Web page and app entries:
○ ○ ○ ○

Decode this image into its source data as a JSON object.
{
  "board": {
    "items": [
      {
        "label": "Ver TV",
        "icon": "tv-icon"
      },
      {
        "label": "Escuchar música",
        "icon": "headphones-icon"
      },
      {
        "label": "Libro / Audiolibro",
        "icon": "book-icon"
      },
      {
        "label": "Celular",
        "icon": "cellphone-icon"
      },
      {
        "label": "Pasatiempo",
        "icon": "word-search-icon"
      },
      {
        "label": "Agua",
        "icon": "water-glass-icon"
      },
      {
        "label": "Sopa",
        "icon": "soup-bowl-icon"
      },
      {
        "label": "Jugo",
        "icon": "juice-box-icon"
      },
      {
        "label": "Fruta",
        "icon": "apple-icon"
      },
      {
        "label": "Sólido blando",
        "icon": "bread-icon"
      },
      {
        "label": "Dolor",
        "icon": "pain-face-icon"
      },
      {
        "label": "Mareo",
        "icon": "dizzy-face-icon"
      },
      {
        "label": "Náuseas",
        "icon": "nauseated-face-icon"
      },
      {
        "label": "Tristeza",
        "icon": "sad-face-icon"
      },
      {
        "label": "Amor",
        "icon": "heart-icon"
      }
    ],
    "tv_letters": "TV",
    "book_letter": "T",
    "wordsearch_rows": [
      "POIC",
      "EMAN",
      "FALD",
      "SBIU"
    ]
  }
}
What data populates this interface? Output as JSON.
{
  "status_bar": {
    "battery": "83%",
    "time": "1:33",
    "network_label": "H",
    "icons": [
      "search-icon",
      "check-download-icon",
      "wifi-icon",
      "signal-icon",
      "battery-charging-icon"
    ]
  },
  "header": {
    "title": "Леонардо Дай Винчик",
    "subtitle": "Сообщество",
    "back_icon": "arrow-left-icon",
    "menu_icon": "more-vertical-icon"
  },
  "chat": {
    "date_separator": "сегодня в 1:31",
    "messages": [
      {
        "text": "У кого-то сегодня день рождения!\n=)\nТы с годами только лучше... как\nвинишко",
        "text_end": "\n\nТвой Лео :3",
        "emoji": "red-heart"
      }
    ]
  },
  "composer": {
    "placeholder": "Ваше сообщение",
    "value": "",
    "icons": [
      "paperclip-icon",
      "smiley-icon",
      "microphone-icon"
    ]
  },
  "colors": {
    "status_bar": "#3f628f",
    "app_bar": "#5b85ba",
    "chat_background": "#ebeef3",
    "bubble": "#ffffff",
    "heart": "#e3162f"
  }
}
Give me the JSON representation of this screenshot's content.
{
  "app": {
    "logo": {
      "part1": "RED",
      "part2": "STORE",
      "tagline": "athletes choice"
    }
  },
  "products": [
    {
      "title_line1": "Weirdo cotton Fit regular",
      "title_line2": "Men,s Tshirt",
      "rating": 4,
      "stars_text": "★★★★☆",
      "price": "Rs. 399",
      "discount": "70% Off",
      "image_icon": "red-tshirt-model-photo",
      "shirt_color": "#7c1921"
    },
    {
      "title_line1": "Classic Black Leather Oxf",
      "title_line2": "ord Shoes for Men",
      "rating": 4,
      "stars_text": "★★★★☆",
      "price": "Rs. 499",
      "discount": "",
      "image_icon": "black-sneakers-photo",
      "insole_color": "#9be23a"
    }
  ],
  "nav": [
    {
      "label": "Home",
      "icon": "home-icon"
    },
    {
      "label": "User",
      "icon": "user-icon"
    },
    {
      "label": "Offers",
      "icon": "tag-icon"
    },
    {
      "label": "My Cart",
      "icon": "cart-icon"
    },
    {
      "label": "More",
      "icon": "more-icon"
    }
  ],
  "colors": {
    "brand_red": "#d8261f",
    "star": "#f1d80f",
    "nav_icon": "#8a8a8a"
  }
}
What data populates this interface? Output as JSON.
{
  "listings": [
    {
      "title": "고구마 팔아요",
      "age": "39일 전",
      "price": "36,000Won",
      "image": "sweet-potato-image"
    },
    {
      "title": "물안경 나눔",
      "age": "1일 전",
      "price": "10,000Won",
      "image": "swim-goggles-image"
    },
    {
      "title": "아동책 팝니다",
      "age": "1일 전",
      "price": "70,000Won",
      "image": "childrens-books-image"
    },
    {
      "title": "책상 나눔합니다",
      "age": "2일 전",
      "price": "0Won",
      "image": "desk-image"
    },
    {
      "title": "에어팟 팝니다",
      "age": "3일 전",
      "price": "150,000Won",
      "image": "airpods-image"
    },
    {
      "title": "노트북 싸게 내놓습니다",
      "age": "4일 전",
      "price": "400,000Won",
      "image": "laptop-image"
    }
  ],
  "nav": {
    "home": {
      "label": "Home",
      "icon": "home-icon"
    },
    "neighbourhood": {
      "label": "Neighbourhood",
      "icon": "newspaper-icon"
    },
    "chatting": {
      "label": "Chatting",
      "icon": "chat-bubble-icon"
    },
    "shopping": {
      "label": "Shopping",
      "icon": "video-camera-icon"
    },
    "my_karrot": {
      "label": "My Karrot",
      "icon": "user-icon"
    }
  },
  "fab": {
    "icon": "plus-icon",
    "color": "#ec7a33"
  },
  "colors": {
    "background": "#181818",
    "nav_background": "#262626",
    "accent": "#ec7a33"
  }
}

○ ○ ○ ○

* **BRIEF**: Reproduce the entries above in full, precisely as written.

* **OUTPUT FOR THIS TASK**:
Decode this image into its source data as a JSON object.
{
  "board": {
    "items": [
      {
        "label": "Ver TV",
        "icon": "tv-icon"
      },
      {
        "label": "Escuchar música",
        "icon": "headphones-icon"
      },
      {
        "label": "Libro / Audiolibro",
        "icon": "book-icon"
      },
      {
        "label": "Celular",
        "icon": "cellphone-icon"
      },
      {
        "label": "Pasatiempo",
        "icon": "word-search-icon"
      },
      {
        "label": "Agua",
        "icon": "water-glass-icon"
      },
      {
        "label": "Sopa",
        "icon": "soup-bowl-icon"
      },
      {
        "label": "Jugo",
        "icon": "juice-box-icon"
      },
      {
        "label": "Fruta",
        "icon": "apple-icon"
      },
      {
        "label": "Sólido blando",
        "icon": "bread-icon"
      },
      {
        "label": "Dolor",
        "icon": "pain-face-icon"
      },
      {
        "label": "Mareo",
        "icon": "dizzy-face-icon"
      },
      {
        "label": "Náuseas",
        "icon": "nauseated-face-icon"
      },
      {
        "label": "Tristeza",
        "icon": "sad-face-icon"
      },
      {
        "label": "Amor",
        "icon": "heart-icon"
      }
    ],
    "tv_letters": "TV",
    "book_letter": "T",
    "wordsearch_rows": [
      "POIC",
      "EMAN",
      "FALD",
      "SBIU"
    ]
  }
}
What data populates this interface? Output as JSON.
{
  "status_bar": {
    "battery": "83%",
    "time": "1:33",
    "network_label": "H",
    "icons": [
      "search-icon",
      "check-download-icon",
      "wifi-icon",
      "signal-icon",
      "battery-charging-icon"
    ]
  },
  "header": {
    "title": "Леонардо Дай Винчик",
    "subtitle": "Сообщество",
    "back_icon": "arrow-left-icon",
    "menu_icon": "more-vertical-icon"
  },
  "chat": {
    "date_separator": "сегодня в 1:31",
    "messages": [
      {
        "text": "У кого-то сегодня день рождения!\n=)\nТы с годами только лучше... как\nвинишко",
        "text_end": "\n\nТвой Лео :3",
        "emoji": "red-heart"
      }
    ]
  },
  "composer": {
    "placeholder": "Ваше сообщение",
    "value": "",
    "icons": [
      "paperclip-icon",
      "smiley-icon",
      "microphone-icon"
    ]
  },
  "colors": {
    "status_bar": "#3f628f",
    "app_bar": "#5b85ba",
    "chat_background": "#ebeef3",
    "bubble": "#ffffff",
    "heart": "#e3162f"
  }
}
Give me the JSON representation of this screenshot's content.
{
  "app": {
    "logo": {
      "part1": "RED",
      "part2": "STORE",
      "tagline": "athletes choice"
    }
  },
  "products": [
    {
      "title_line1": "Weirdo cotton Fit regular",
      "title_line2": "Men,s Tshirt",
      "rating": 4,
      "stars_text": "★★★★☆",
      "price": "Rs. 399",
      "discount": "70% Off",
      "image_icon": "red-tshirt-model-photo",
      "shirt_color": "#7c1921"
    },
    {
      "title_line1": "Classic Black Leather Oxf",
      "title_line2": "ord Shoes for Men",
      "rating": 4,
      "stars_text": "★★★★☆",
      "price": "Rs. 499",
      "discount": "",
      "image_icon": "black-sneakers-photo",
      "insole_color": "#9be23a"
    }
  ],
  "nav": [
    {
      "label": "Home",
      "icon": "home-icon"
    },
    {
      "label": "User",
      "icon": "user-icon"
    },
    {
      "label": "Offers",
      "icon": "tag-icon"
    },
    {
      "label": "My Cart",
      "icon": "cart-icon"
    },
    {
      "label": "More",
      "icon": "more-icon"
    }
  ],
  "colors": {
    "brand_red": "#d8261f",
    "star": "#f1d80f",
    "nav_icon": "#8a8a8a"
  }
}
What data populates this interface? Output as JSON.
{
  "listings": [
    {
      "title": "고구마 팔아요",
      "age": "39일 전",
      "price": "36,000Won",
      "image": "sweet-potato-image"
    },
    {
      "title": "물안경 나눔",
      "age": "1일 전",
      "price": "10,000Won",
      "image": "swim-goggles-image"
    },
    {
      "title": "아동책 팝니다",
      "age": "1일 전",
      "price": "70,000Won",
      "image": "childrens-books-image"
    },
    {
      "title": "책상 나눔합니다",
      "age": "2일 전",
      "price": "0Won",
      "image": "desk-image"
    },
    {
      "title": "에어팟 팝니다",
      "age": "3일 전",
      "price": "150,000Won",
      "image": "airpods-image"
    },
    {
      "title": "노트북 싸게 내놓습니다",
      "age": "4일 전",
      "price": "400,000Won",
      "image": "laptop-image"
    }
  ],
  "nav": {
    "home": {
      "label": "Home",
      "icon": "home-icon"
    },
    "neighbourhood": {
      "label": "Neighbourhood",
      "icon": "newspaper-icon"
    },
    "chatting": {
      "label": "Chatting",
      "icon": "chat-bubble-icon"
    },
    "shopping": {
      "label": "Shopping",
      "icon": "video-camera-icon"
    },
    "my_karrot": {
      "label": "My Karrot",
      "icon": "user-icon"
    }
  },
  "fab": {
    "icon": "plus-icon",
    "color": "#ec7a33"
  },
  "colors": {
    "background": "#181818",
    "nav_background": "#262626",
    "accent": "#ec7a33"
  }
}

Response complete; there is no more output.